Good News: The first four chapters of This Novel are thoroughly revised and nearly polished: thirteen more chapters to go. I researched the heck out of 1945 and now I’m wondering—what was the most elitist champagne to be served in 1988? Any ideas? Give me your 80s memories.
Bad News: Georgia continues fall from grace, grace being the elevation granted by one tiny thread holding it up above Mississippi. I’m talking about education [sic].
This week I’ve added some words to This Novel. It is not a tremendous amount, but considering I’d set the project aside for several months and had to get back into it, I feel all right about it. The key to producing material is accepting that early drafts are UGLY and BAD. The key is revision: four-fold, five-fold, however long it takes, however many times a writer has to see (vision) things again.
I share Anne Lamott‘s essay “Shitty First Drafts,” from Bird by Bird, with my composition students, but I’m considering teaching it at the beginning of my literature classes as well.
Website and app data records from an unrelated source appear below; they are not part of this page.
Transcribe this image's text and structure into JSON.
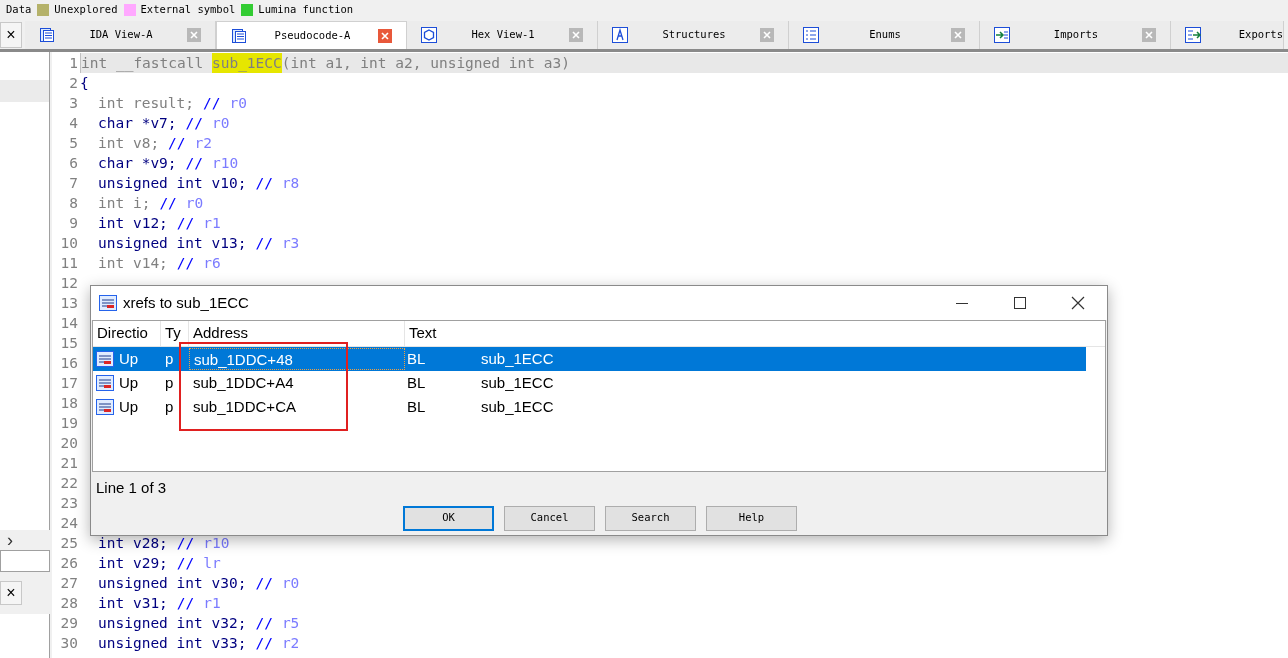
{
  "legend": [
    {
      "label": "Data"
    },
    {
      "label": "Unexplored",
      "color": "#b5b26a"
    },
    {
      "label": "External symbol",
      "color": "#ffa8ff"
    },
    {
      "label": "Lumina function",
      "color": "#33cc33"
    }
  ],
  "side_panel": {
    "close_top": "×",
    "expand": "›",
    "close_bottom": "×"
  },
  "tabs": [
    {
      "label": "IDA View-A",
      "kind": "disasm",
      "selected": false,
      "closable": true
    },
    {
      "label": "Pseudocode-A",
      "kind": "pseudo",
      "selected": true,
      "closable": true
    },
    {
      "label": "Hex View-1",
      "kind": "hex",
      "selected": false,
      "closable": true
    },
    {
      "label": "Structures",
      "kind": "struct",
      "selected": false,
      "closable": true
    },
    {
      "label": "Enums",
      "kind": "enum",
      "selected": false,
      "closable": true
    },
    {
      "label": "Imports",
      "kind": "imports",
      "selected": false,
      "closable": true
    },
    {
      "label": "Exports",
      "kind": "exports",
      "selected": false,
      "closable": false
    }
  ],
  "code": [
    {
      "number": "1",
      "kind": "signature",
      "current": true,
      "before": "int __fastcall ",
      "name": "sub_1ECC",
      "after": "(int a1, int a2, unsigned int a3)"
    },
    {
      "number": "2",
      "kind": "plain",
      "text": "{"
    },
    {
      "number": "3",
      "kind": "decl",
      "dimmed": true,
      "text": "int result;",
      "slashes": "//",
      "reg": "r0"
    },
    {
      "number": "4",
      "kind": "decl",
      "dimmed": false,
      "text": "char *v7;",
      "slashes": "//",
      "reg": "r0"
    },
    {
      "number": "5",
      "kind": "decl",
      "dimmed": true,
      "text": "int v8;",
      "slashes": "//",
      "reg": "r2"
    },
    {
      "number": "6",
      "kind": "decl",
      "dimmed": false,
      "text": "char *v9;",
      "slashes": "//",
      "reg": "r10"
    },
    {
      "number": "7",
      "kind": "decl",
      "dimmed": false,
      "text": "unsigned int v10;",
      "slashes": "//",
      "reg": "r8"
    },
    {
      "number": "8",
      "kind": "decl",
      "dimmed": true,
      "text": "int i;",
      "slashes": "//",
      "reg": "r0"
    },
    {
      "number": "9",
      "kind": "decl",
      "dimmed": false,
      "text": "int v12;",
      "slashes": "//",
      "reg": "r1"
    },
    {
      "number": "10",
      "kind": "decl",
      "dimmed": false,
      "text": "unsigned int v13;",
      "slashes": "//",
      "reg": "r3"
    },
    {
      "number": "11",
      "kind": "decl",
      "dimmed": true,
      "text": "int v14;",
      "slashes": "//",
      "reg": "r6"
    },
    {
      "number": "12",
      "kind": "hidden"
    },
    {
      "number": "13",
      "kind": "hidden"
    },
    {
      "number": "14",
      "kind": "hidden"
    },
    {
      "number": "15",
      "kind": "hidden"
    },
    {
      "number": "16",
      "kind": "hidden"
    },
    {
      "number": "17",
      "kind": "hidden"
    },
    {
      "number": "18",
      "kind": "hidden"
    },
    {
      "number": "19",
      "kind": "hidden"
    },
    {
      "number": "20",
      "kind": "hidden"
    },
    {
      "number": "21",
      "kind": "hidden"
    },
    {
      "number": "22",
      "kind": "hidden"
    },
    {
      "number": "23",
      "kind": "hidden"
    },
    {
      "number": "24",
      "kind": "hidden"
    },
    {
      "number": "25",
      "kind": "decl",
      "dimmed": false,
      "text": "int v28;",
      "slashes": "//",
      "reg": "r10"
    },
    {
      "number": "26",
      "kind": "decl",
      "dimmed": false,
      "text": "int v29;",
      "slashes": "//",
      "reg": "lr"
    },
    {
      "number": "27",
      "kind": "decl",
      "dimmed": false,
      "text": "unsigned int v30;",
      "slashes": "//",
      "reg": "r0"
    },
    {
      "number": "28",
      "kind": "decl",
      "dimmed": false,
      "text": "int v31;",
      "slashes": "//",
      "reg": "r1"
    },
    {
      "number": "29",
      "kind": "decl",
      "dimmed": false,
      "text": "unsigned int v32;",
      "slashes": "//",
      "reg": "r5"
    },
    {
      "number": "30",
      "kind": "decl",
      "dimmed": false,
      "text": "unsigned int v33;",
      "slashes": "//",
      "reg": "r2"
    }
  ],
  "dialog": {
    "title": "xrefs to sub_1ECC",
    "columns": [
      "Directio",
      "Ty",
      "Address",
      "Text"
    ],
    "rows": [
      {
        "direction": "Up",
        "type": "p",
        "address": "sub_1DDC+48",
        "instr": "BL",
        "target": "sub_1ECC",
        "selected": true
      },
      {
        "direction": "Up",
        "type": "p",
        "address": "sub_1DDC+A4",
        "instr": "BL",
        "target": "sub_1ECC",
        "selected": false
      },
      {
        "direction": "Up",
        "type": "p",
        "address": "sub_1DDC+CA",
        "instr": "BL",
        "target": "sub_1ECC",
        "selected": false
      }
    ],
    "status": "Line 1 of 3",
    "buttons": [
      {
        "label": "OK",
        "default": true
      },
      {
        "label": "Cancel",
        "default": false
      },
      {
        "label": "Search",
        "default": false
      },
      {
        "label": "Help",
        "default": false
      }
    ]
  }
}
Too many students have the erroneous assumption that they can simply sit down and think for a minute and then type a three page literary analysis paper and be “done.” I try and build tasks of serious revision into our course schedule, but ultimately it is up to the student to give a shit or not. Lamott’s essay explains the necessity of bad first (and second) drafts and clearly articulates one of my most overused teacher phrases, “Writing IS thinking.” Lamott also examines the anxiety that surrounds writing, the anxiety to produce, to be good enough. So, is bad writing okay? Yes, it is a means to better writing, to revision. Is it okay to present it as a final product?–not so much, unless the purpose of said final product is to examine ‘badness,’ as does Steve Almond in his Bad Poetry Corner.
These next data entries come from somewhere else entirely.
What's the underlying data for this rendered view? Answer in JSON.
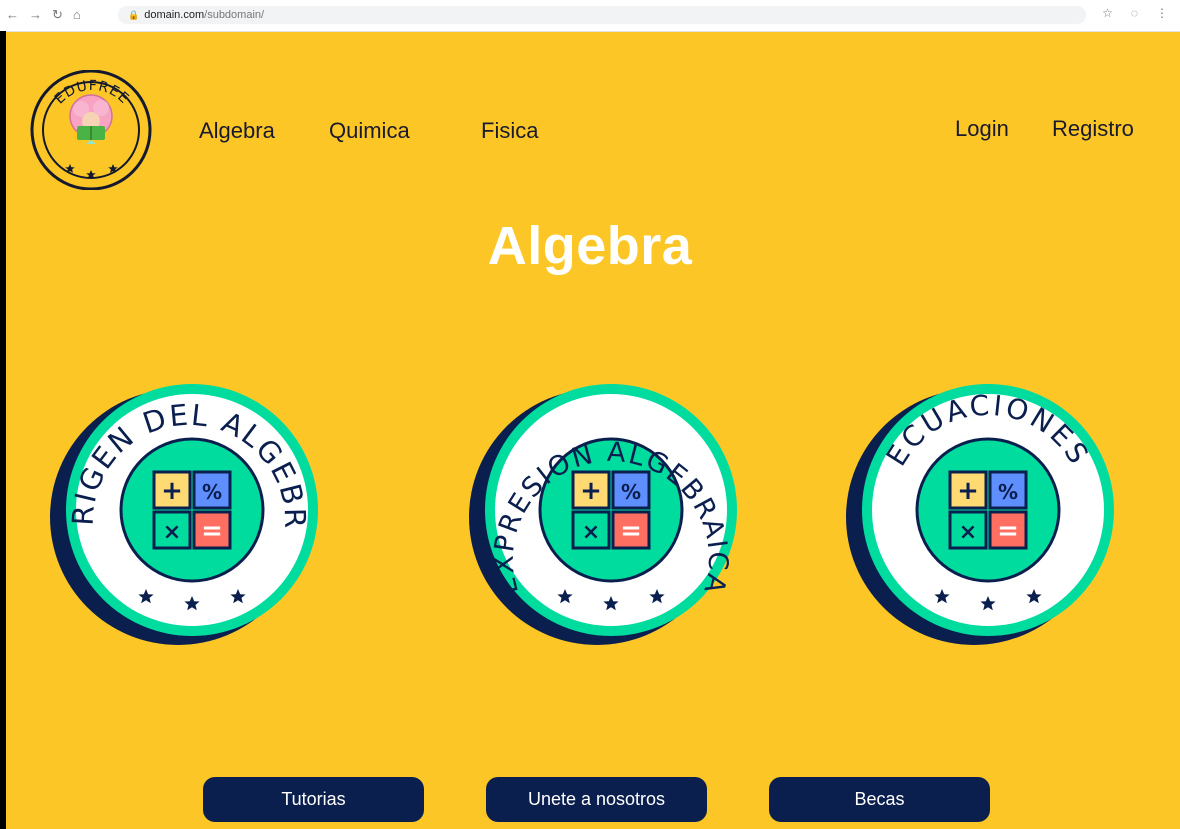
{
  "browser": {
    "url_host": "domain.com",
    "url_path": "/subdomain/"
  },
  "logo": {
    "text": "EDUFREE"
  },
  "nav": [
    {
      "label": "Algebra"
    },
    {
      "label": "Quimica"
    },
    {
      "label": "Fisica"
    }
  ],
  "auth": {
    "login": "Login",
    "register": "Registro"
  },
  "page_title": "Algebra",
  "badges": [
    {
      "label": "ORIGEN DEL ALGEBRA"
    },
    {
      "label": "EXPRESION ALGEBRAICA"
    },
    {
      "label": "ECUACIONES"
    }
  ],
  "footer": {
    "tutorials": "Tutorias",
    "join": "Unete a nosotros",
    "scholarships": "Becas"
  },
  "colors": {
    "background": "#fcc726",
    "navy": "#0b1f4f",
    "teal": "#00dc9e",
    "white": "#ffffff"
  }
}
I read an article at Salon by Laura Miller, “Bad Writing: What is it Good for?” I appreciate Miller’s discussion of the abundance of crappy prose. The internet provides the perfect showcase. Miller takes various angles in discussing crappy prose, referencing a list of bad books and Steve Almond’s Bad Poetry Corner. The list of bad books from the American Book Review is tenuous, but I can get behind Almond’s pursuit. The key for the success of Almond’s site is that he already has a marked fan base; he has more than established himself, he is almost an ethos, a cause within cyberspace. One can either praise such self-promotion, which I do because I like his work, or one can find it trite and audacious. I find it fun. I, lacking a ‘platform’ and prurient exposure, should certainly shy away from trying to create any sort of medium out of the horrendous song lyrics and poems that my fifteen year old mind may have birthed. THAT needs to stay in the past. I will never claim to be a poet, probably because I am scarred from reading my teenage endeavors. No need to inflict that adolescent angst on my friends in cyberspace.
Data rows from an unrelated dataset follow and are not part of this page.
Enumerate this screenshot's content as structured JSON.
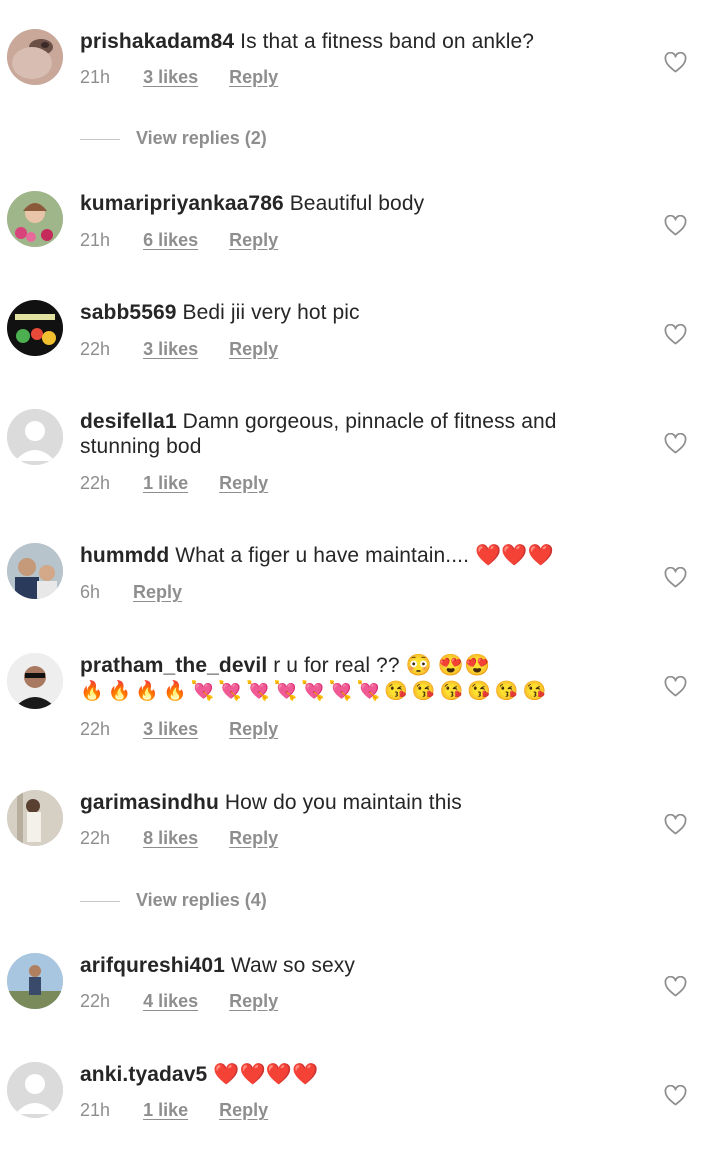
{
  "comments": [
    {
      "username": "prishakadam84",
      "text": "Is that a fitness band on ankle?",
      "time": "21h",
      "likes": "3 likes",
      "reply": "Reply",
      "avatar": "avatar-woman-closeup"
    },
    {
      "username": "kumaripriyankaa786",
      "text": "Beautiful body",
      "time": "21h",
      "likes": "6 likes",
      "reply": "Reply",
      "avatar": "avatar-child-flowers"
    },
    {
      "username": "sabb5569",
      "text": "Bedi jii very hot pic",
      "time": "22h",
      "likes": "3 likes",
      "reply": "Reply",
      "avatar": "avatar-dark-graphic"
    },
    {
      "username": "desifella1",
      "text": "Damn gorgeous, pinnacle of fitness and stunning bod",
      "time": "22h",
      "likes": "1 like",
      "reply": "Reply",
      "avatar": "avatar-default"
    },
    {
      "username": "hummdd",
      "text": "What a figer u have maintain.... ❤️❤️❤️",
      "time": "6h",
      "likes": "",
      "reply": "Reply",
      "avatar": "avatar-two-men"
    },
    {
      "username": "pratham_the_devil",
      "text": "r u for real ?? 😳 😍😍",
      "text2": "🔥🔥🔥🔥💘💘💘💘💘💘💘😘😘😘😘😘😘",
      "time": "22h",
      "likes": "3 likes",
      "reply": "Reply",
      "avatar": "avatar-man-sunglasses"
    },
    {
      "username": "garimasindhu",
      "text": "How do you maintain this",
      "time": "22h",
      "likes": "8 likes",
      "reply": "Reply",
      "avatar": "avatar-woman-standing"
    },
    {
      "username": "arifqureshi401",
      "text": "Waw so sexy",
      "time": "22h",
      "likes": "4 likes",
      "reply": "Reply",
      "avatar": "avatar-man-outdoor"
    },
    {
      "username": "anki.tyadav5",
      "text": "❤️❤️❤️❤️",
      "time": "21h",
      "likes": "1 like",
      "reply": "Reply",
      "avatar": "avatar-default"
    }
  ],
  "view_replies": [
    {
      "label": "View replies (2)"
    },
    {
      "label": "View replies (4)"
    }
  ],
  "icons": {
    "like": "heart-outline-icon"
  },
  "colors": {
    "text": "#262626",
    "meta": "#8e8e8e",
    "divider": "#c7c7c7"
  }
}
Bad writing is a necessary precursor to the good stuff. So, get thee bad writing down. And then, work it up again and again.